It was with no small degree of anticipation that we entered the Corinthia Hotel this weekend, eager to sample the delectable array of sandwiches, scones and cakes on offer, as well as that most important component: the tea. We were pleased to note that parking is free for customers presenting for afternoon tea, and we had no difficulty finding a space. The first thing that struck us upon entering the lobby was the pleasant ambience and friendly staff there to greet us, the décor clean and professional while comfortably inviting. Our table afforded an excellent vista of the trees, deckchairs and swimming pool outside, with further views extending across the vibrantly blue coast to St George’s Bay and the Sliema waterfront beyond.

We began our sitting with a tall glass of Prosecco, an optional extra on the menu but one well worth the small additional cost. Providing a refreshing opening to the occasion, this sweet yet moderately dry choice presented a welcome introduction to the palate, preparing us for the delicate mixture of savoury and sweet items yet to come.

Firstly, the presentation of the culinary items featured was both appropriate to the occasion and artfully arranged. Served on three tiers as tradition demands, each level consisted of a different part of the meal; the lower tier holding a range of sandwiches, the middle scones and cake and the upper tier a selection of luscious small items certifiably dangerous to anyone with a sweet tooth. While the menu features two choices of afternoon tea — the Classic and “Chocolate Lovers” varieties — we opted for the former. Despite being a deviation from tradition, the latter certainly offered intriguing options, but on this occasion the allure of orthodox scones simply proved too great. It is worth mentioning that the Corinthia was also able to accommodate a request for vegetarian sandwiches for one of the orders.

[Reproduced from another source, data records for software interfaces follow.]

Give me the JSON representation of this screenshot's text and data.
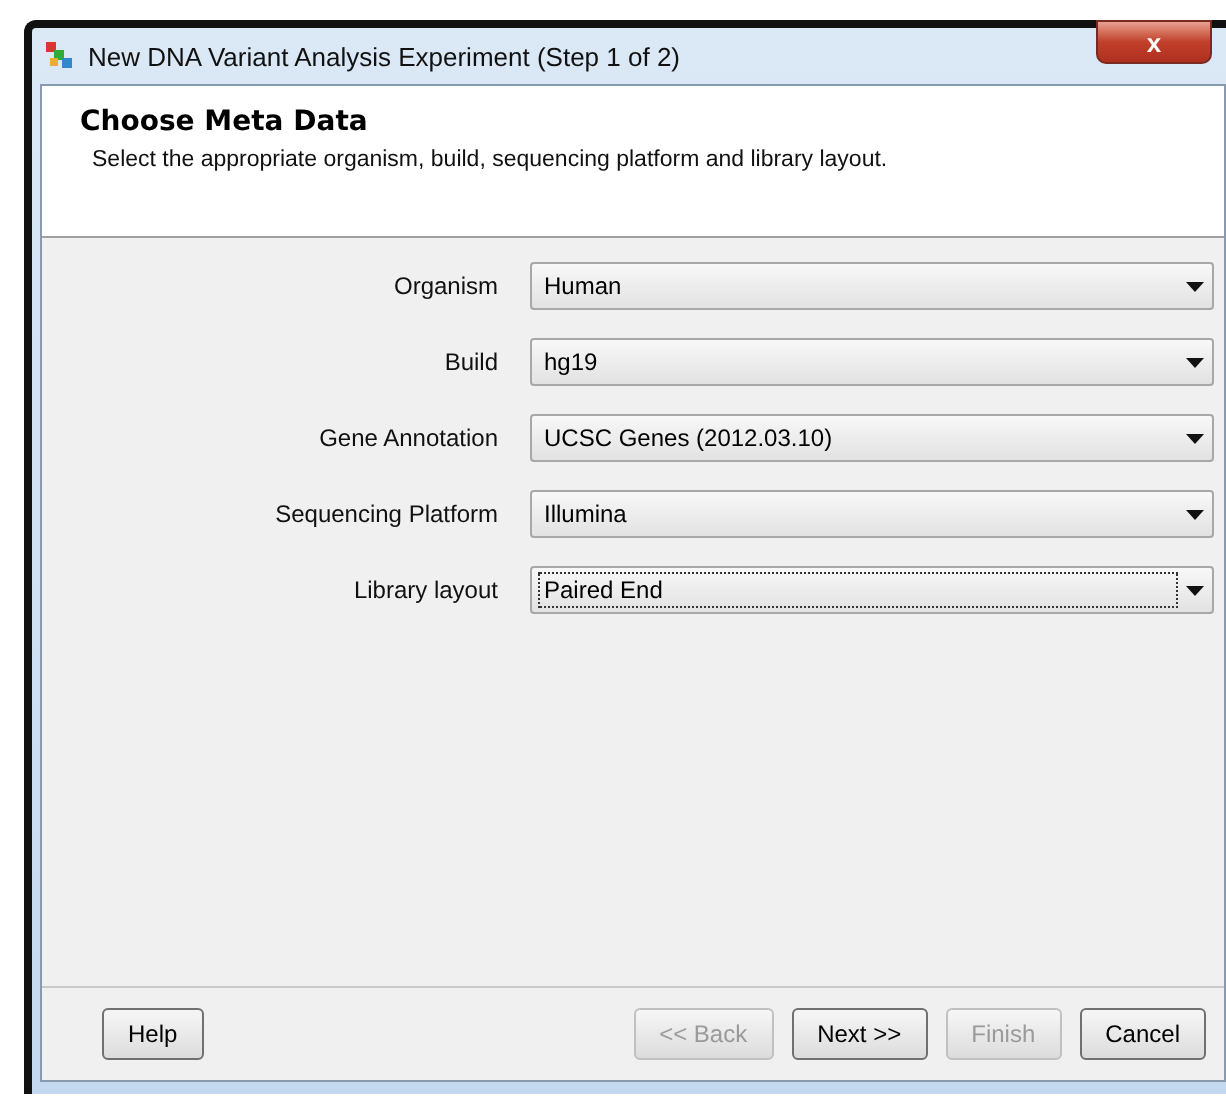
{
  "window": {
    "title": "New DNA Variant Analysis Experiment (Step 1 of 2)",
    "close": "x"
  },
  "header": {
    "title": "Choose Meta Data",
    "description": "Select the appropriate organism, build, sequencing platform and library layout."
  },
  "fields": [
    {
      "label": "Organism",
      "value": "Human",
      "focused": false
    },
    {
      "label": "Build",
      "value": "hg19",
      "focused": false
    },
    {
      "label": "Gene Annotation",
      "value": "UCSC Genes (2012.03.10)",
      "focused": false
    },
    {
      "label": "Sequencing Platform",
      "value": "Illumina",
      "focused": false
    },
    {
      "label": "Library layout",
      "value": "Paired End",
      "focused": true
    }
  ],
  "buttons": [
    {
      "label": "Help",
      "disabled": false,
      "kind": "left"
    },
    {
      "label": "<< Back",
      "disabled": true,
      "kind": "right"
    },
    {
      "label": "Next >>",
      "disabled": false,
      "kind": "right"
    },
    {
      "label": "Finish",
      "disabled": true,
      "kind": "right"
    },
    {
      "label": "Cancel",
      "disabled": false,
      "kind": "right"
    }
  ]
}
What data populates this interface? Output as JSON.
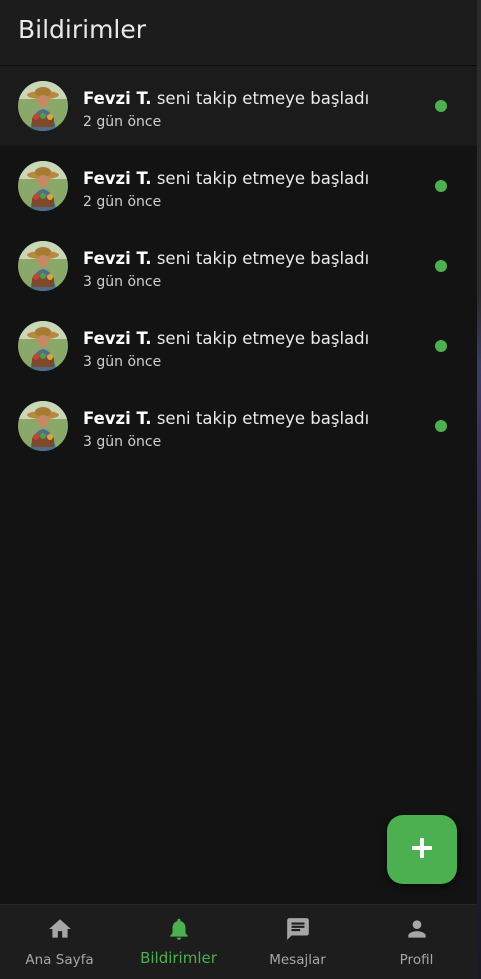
{
  "app_bar": {
    "title": "Bildirimler"
  },
  "notifications": [
    {
      "name": "Fevzi T.",
      "message": "seni takip etmeye başladı",
      "time": "2 gün önce"
    },
    {
      "name": "Fevzi T.",
      "message": "seni takip etmeye başladı",
      "time": "2 gün önce"
    },
    {
      "name": "Fevzi T.",
      "message": "seni takip etmeye başladı",
      "time": "3 gün önce"
    },
    {
      "name": "Fevzi T.",
      "message": "seni takip etmeye başladı",
      "time": "3 gün önce"
    },
    {
      "name": "Fevzi T.",
      "message": "seni takip etmeye başladı",
      "time": "3 gün önce"
    }
  ],
  "fab": {
    "icon": "plus-icon"
  },
  "bottom_nav": {
    "items": [
      {
        "label": "Ana Sayfa",
        "icon": "home-icon",
        "active": false
      },
      {
        "label": "Bildirimler",
        "icon": "bell-icon",
        "active": true
      },
      {
        "label": "Mesajlar",
        "icon": "chat-icon",
        "active": false
      },
      {
        "label": "Profil",
        "icon": "person-icon",
        "active": false
      }
    ]
  },
  "colors": {
    "accent": "#4caf50",
    "background": "#131313",
    "app_bar": "#1c1c1c",
    "unread_dot": "#4caf50"
  }
}
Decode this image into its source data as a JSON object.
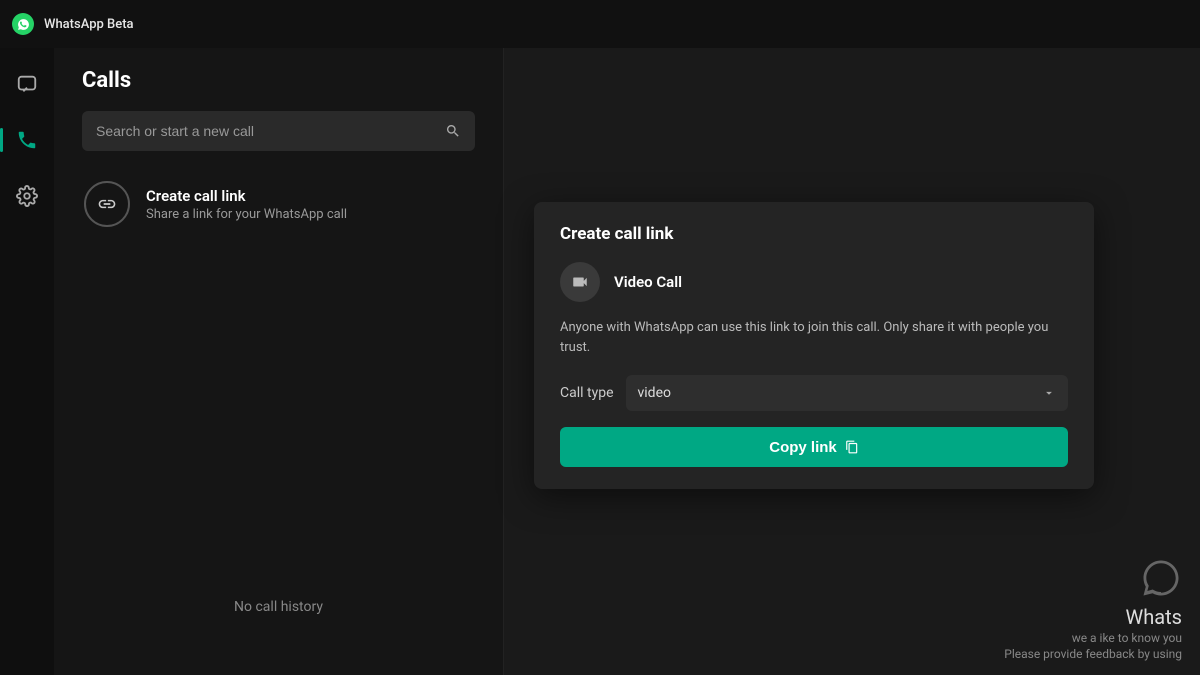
{
  "app": {
    "title": "WhatsApp Beta"
  },
  "nav": {
    "items": [
      "chats",
      "calls",
      "settings"
    ],
    "active": "calls"
  },
  "calls": {
    "title": "Calls",
    "search_placeholder": "Search or start a new call",
    "create_link": {
      "title": "Create call link",
      "subtitle": "Share a link for your WhatsApp call"
    },
    "no_history": "No call history"
  },
  "dialog": {
    "title": "Create call link",
    "call_label": "Video Call",
    "info": "Anyone with WhatsApp can use this link to join this call. Only share it with people you trust.",
    "type_label": "Call type",
    "type_value": "video",
    "copy_button": "Copy link"
  },
  "feedback": {
    "brand": "Whats",
    "line1": "we a ike to know you",
    "line2": "Please provide feedback by using"
  },
  "colors": {
    "accent": "#00a884",
    "brand": "#25D366"
  }
}
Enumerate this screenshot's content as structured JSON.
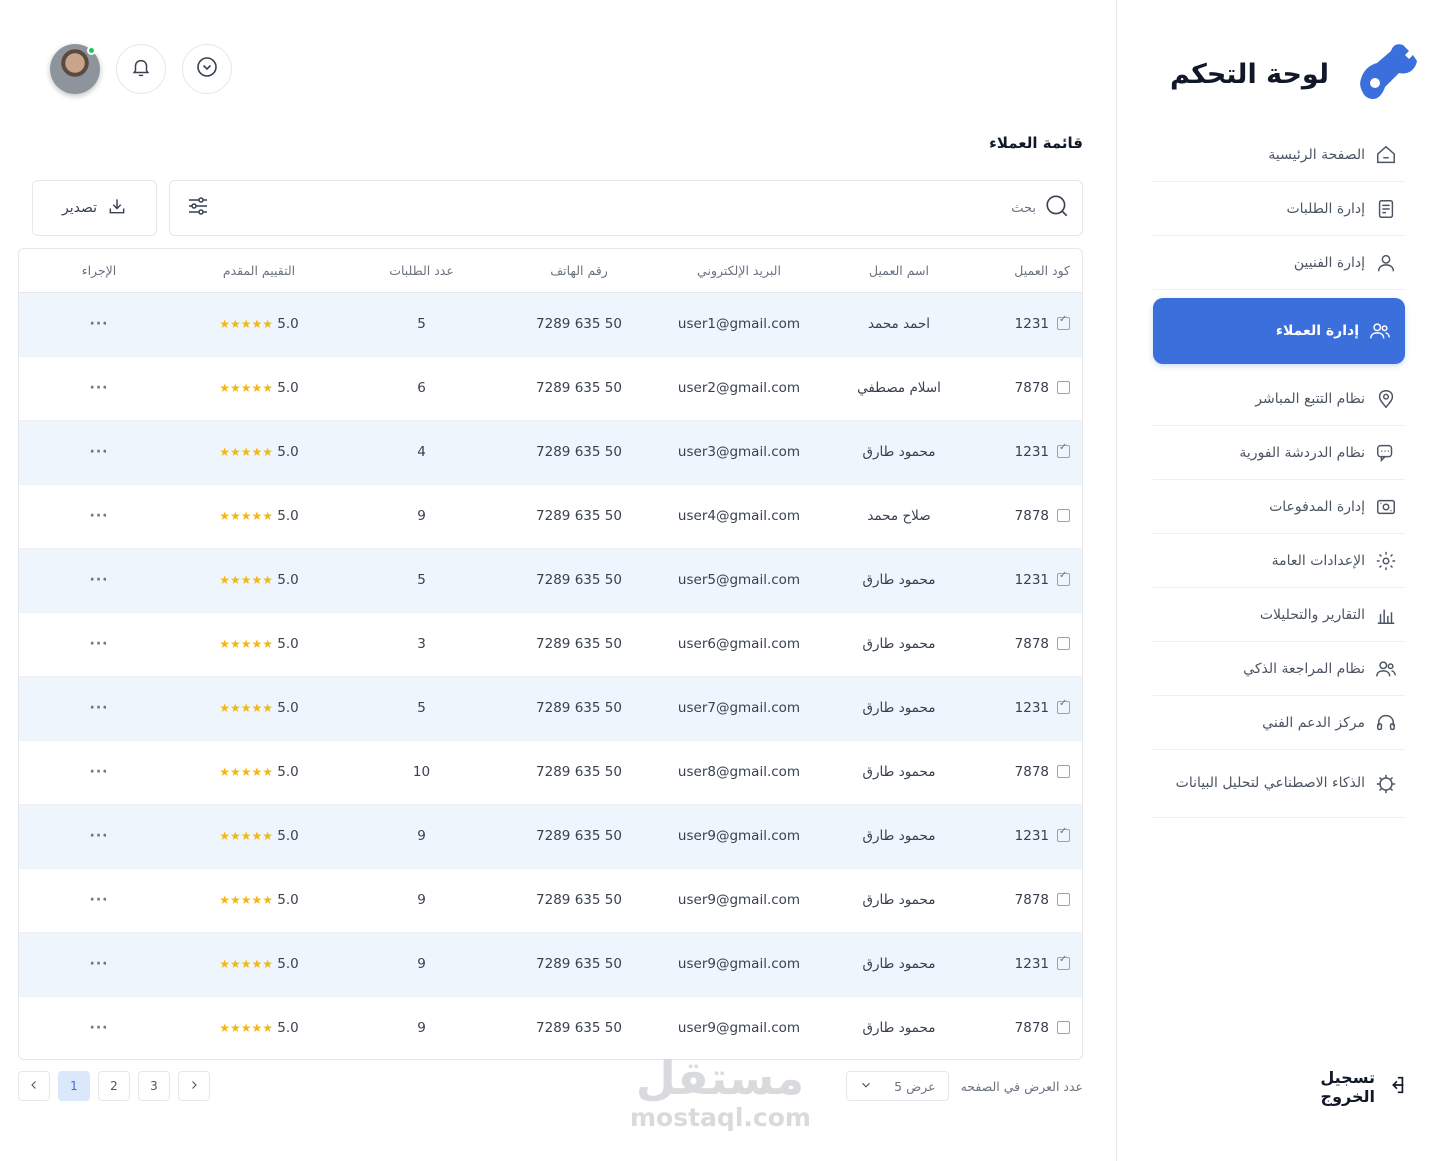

Served in the manner to which the tradition’s progenitor was reportedly partial to, the sandwiches arrived with crusts removed, in this instance cut into rectangular shapes and layered attractively on the plate and organised according to filling. Each item featured soft, though not overly spongy, white bread, with fillings including smoked salmon and sour cream, cucumber, caviar and dill Parma ham, pecorino cheese and rocket leaves with Salami Napoli, brie cheese and piccalilli. The ingredients were fresh, with no taste too strong as to overpower the succeeding choice. The smoked salmon was particularly enjoyable, sampled first to complement the Prosecco beforehand.

The scones, approached enthusiastically next as we proceeded upwards through the tiers, were, simply put, a delight. Demonstrating a crumbly yet firm texture replete with bursts of sweetness courtesy of the dried fruits within, the taste of these quintessentially British treats was enhanced superbly by the accompanying clotted cream (served, importantly, at the correct temperature) and berry jam. The fruit cake was pleasant, the taste sweet yet not overpoweringly so, and with a light, airy texture that dispelled any notion of being forced to resign at this point.

Finally, we arrived at the top tier, this last level offering a range of small sweet items that provided a perfect cadence to the overall experience. The selection was well considered, with clear attention paid to the aesthetic and range of complementing flavours, and offset charmingly by individual blackberries and cherries. Of particular note were the chocolate truffles, which acted well to balance the flavours found on the other tiers and in the other sweets.

Of course, no review of afternoon tea would be complete without discussing the tea itself, a choice on the part of the Corinthia which worked well — both on its own and alongside the various items discussed above. While not employing loose leaves, the tea was of excellent taste, imbued with a rich yet not overly broad profile, and a relatively low tannin content that avoided interfering with the other flavours present. A request for non-dairy milk was also accommodated in addition to the standard milk provided, a small yet appreciated detail.

In conclusion, we have no hesitation in recommending the Corinthia for afternoon tea — the selection of food and accompanying tea were highly enjoyable, and the staff were friendly and attentive throughout.

To find out more, visit the Corinthia website, or phone +356 2137 4114.